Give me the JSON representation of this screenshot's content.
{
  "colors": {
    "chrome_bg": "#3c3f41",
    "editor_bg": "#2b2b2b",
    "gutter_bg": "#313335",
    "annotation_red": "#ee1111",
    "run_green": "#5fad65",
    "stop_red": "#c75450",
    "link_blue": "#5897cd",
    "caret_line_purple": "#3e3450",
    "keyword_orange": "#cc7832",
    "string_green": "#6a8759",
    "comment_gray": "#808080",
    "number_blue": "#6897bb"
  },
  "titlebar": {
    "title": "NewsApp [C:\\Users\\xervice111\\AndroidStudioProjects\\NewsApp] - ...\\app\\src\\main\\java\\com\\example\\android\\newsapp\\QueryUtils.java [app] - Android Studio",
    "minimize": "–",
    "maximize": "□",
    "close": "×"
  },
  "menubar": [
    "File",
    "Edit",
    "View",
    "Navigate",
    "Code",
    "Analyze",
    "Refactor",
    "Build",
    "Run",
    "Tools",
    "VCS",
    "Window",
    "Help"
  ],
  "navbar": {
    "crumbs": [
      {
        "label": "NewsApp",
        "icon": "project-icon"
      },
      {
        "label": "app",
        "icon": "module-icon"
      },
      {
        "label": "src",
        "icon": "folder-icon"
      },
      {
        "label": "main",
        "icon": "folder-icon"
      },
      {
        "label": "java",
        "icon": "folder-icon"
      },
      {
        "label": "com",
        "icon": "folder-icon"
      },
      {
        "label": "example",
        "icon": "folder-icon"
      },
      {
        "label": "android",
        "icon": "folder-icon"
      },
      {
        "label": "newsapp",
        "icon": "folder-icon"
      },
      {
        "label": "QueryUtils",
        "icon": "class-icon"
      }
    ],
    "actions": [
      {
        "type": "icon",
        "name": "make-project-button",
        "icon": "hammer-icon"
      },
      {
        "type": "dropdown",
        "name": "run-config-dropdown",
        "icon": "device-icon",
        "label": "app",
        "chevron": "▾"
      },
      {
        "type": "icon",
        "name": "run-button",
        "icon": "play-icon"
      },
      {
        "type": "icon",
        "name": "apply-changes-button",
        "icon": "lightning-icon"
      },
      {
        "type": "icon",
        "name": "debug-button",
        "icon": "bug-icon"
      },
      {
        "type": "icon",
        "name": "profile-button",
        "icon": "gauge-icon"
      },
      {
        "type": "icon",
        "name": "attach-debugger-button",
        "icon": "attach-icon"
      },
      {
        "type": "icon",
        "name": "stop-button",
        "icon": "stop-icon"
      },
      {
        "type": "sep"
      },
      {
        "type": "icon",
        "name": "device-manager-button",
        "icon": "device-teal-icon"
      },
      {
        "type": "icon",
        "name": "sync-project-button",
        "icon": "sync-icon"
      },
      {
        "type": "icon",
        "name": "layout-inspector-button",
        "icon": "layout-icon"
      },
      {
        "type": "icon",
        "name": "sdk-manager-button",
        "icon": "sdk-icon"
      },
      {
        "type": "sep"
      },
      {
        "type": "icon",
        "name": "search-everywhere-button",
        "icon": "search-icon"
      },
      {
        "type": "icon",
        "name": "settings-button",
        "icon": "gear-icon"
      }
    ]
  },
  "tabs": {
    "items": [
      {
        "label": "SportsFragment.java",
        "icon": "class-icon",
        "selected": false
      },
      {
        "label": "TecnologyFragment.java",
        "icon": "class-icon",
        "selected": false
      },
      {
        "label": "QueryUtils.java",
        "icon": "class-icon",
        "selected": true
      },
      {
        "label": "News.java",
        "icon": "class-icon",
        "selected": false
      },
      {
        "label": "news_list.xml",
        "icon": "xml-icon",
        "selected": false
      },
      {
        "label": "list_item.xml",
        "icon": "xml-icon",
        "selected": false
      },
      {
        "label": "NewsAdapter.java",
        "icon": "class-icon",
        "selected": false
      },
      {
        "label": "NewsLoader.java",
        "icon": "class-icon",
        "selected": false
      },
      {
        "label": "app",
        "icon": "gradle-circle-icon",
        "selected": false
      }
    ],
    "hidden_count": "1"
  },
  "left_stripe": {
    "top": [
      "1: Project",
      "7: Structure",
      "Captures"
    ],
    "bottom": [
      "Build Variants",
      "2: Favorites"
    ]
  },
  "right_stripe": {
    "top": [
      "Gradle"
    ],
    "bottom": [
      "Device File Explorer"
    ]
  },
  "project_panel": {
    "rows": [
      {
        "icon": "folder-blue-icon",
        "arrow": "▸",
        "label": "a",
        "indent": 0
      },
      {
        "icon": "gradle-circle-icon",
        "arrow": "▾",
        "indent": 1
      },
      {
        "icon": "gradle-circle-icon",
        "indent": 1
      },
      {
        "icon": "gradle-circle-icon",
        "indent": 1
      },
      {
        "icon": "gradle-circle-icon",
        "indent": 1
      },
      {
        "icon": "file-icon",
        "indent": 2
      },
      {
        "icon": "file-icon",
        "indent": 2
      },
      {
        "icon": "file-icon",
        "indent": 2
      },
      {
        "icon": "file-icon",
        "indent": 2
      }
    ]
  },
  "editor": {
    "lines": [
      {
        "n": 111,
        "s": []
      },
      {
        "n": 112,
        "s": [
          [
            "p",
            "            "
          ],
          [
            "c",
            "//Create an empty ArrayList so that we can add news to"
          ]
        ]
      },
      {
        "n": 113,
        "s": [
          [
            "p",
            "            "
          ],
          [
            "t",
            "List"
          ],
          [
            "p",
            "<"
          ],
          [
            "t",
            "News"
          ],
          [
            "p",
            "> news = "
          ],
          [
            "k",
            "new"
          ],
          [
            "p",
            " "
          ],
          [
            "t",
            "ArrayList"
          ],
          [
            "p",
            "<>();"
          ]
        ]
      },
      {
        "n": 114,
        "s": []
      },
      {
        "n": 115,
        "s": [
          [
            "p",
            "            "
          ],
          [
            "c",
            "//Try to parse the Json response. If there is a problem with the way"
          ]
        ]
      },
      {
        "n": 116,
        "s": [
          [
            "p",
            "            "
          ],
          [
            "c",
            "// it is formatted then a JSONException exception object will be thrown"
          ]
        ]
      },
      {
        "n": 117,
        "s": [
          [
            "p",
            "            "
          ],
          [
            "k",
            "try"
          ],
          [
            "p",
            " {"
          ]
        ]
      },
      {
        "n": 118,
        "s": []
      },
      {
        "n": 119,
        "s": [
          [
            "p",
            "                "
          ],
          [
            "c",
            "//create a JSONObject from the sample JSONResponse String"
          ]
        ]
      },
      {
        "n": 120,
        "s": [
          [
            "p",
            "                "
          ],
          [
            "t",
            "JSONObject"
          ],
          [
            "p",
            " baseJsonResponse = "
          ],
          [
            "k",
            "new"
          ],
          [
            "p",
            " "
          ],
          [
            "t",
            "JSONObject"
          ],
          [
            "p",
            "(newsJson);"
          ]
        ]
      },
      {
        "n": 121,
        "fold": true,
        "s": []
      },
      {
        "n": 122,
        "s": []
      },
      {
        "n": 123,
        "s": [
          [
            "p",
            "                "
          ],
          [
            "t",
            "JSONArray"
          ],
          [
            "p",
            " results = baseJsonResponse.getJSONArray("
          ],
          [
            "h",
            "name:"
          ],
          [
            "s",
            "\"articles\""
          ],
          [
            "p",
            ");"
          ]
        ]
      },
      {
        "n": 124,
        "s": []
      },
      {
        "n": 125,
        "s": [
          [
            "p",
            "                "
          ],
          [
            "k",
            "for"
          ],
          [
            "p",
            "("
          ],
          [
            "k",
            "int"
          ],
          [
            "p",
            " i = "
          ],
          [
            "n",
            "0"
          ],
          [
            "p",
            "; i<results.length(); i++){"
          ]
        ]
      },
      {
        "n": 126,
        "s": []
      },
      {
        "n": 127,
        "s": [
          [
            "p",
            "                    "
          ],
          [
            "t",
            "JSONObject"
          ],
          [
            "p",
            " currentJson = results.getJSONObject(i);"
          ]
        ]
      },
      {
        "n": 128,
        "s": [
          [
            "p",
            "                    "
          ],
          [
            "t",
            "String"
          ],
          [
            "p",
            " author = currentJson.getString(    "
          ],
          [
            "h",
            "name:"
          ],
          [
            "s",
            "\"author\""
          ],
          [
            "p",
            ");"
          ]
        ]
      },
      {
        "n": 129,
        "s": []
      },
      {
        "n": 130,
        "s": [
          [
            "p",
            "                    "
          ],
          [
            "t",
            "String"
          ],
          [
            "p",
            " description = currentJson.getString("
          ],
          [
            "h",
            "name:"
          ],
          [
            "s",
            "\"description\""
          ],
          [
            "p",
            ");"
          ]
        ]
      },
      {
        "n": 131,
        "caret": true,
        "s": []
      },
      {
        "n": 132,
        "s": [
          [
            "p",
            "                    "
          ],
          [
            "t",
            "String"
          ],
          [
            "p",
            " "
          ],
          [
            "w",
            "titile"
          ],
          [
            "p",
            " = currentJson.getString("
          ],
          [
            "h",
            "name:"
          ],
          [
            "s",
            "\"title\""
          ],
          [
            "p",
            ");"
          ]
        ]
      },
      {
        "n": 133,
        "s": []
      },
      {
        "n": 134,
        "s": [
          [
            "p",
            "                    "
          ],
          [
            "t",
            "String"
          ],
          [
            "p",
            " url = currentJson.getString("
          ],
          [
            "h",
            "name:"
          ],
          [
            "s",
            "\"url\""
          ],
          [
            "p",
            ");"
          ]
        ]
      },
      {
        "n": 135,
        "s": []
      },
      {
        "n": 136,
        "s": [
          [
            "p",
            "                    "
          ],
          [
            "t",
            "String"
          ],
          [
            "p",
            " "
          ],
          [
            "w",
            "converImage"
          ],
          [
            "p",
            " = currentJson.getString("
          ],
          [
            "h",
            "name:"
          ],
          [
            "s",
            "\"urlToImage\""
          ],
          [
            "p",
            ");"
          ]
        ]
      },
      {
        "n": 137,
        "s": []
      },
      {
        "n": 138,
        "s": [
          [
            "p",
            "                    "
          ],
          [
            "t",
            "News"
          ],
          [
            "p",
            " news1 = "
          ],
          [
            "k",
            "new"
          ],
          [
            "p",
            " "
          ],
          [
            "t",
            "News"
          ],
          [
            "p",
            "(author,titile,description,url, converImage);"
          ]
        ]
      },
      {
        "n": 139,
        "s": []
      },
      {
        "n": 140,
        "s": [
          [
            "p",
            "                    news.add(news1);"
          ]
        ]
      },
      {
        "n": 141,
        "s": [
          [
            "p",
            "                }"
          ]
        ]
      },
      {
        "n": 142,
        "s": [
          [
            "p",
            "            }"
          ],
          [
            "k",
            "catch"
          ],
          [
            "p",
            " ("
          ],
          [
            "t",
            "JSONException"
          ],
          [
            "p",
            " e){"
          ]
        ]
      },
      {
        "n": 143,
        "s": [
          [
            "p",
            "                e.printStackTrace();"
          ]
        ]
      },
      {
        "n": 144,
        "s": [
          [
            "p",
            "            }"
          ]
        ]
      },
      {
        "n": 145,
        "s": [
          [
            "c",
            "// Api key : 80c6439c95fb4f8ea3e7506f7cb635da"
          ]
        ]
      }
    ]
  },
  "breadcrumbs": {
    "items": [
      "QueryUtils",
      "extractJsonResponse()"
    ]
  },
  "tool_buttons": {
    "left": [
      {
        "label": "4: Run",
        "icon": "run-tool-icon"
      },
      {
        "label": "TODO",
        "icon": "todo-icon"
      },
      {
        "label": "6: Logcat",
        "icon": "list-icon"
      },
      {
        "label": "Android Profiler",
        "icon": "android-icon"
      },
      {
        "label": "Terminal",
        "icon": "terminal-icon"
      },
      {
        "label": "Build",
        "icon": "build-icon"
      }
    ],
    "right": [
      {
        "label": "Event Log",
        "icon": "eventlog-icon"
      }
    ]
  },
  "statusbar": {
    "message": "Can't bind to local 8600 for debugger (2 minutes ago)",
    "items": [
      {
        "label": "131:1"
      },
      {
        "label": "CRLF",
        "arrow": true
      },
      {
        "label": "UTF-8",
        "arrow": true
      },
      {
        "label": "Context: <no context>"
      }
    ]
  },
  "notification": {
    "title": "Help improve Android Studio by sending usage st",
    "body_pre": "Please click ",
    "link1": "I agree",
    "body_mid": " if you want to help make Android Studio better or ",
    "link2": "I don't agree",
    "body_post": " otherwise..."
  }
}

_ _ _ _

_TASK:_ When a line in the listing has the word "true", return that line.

_WRITTEN RESPONSE:_
        "selected": true
        "fold": true,
        "caret": true,
        "arrow": true
        "arrow": true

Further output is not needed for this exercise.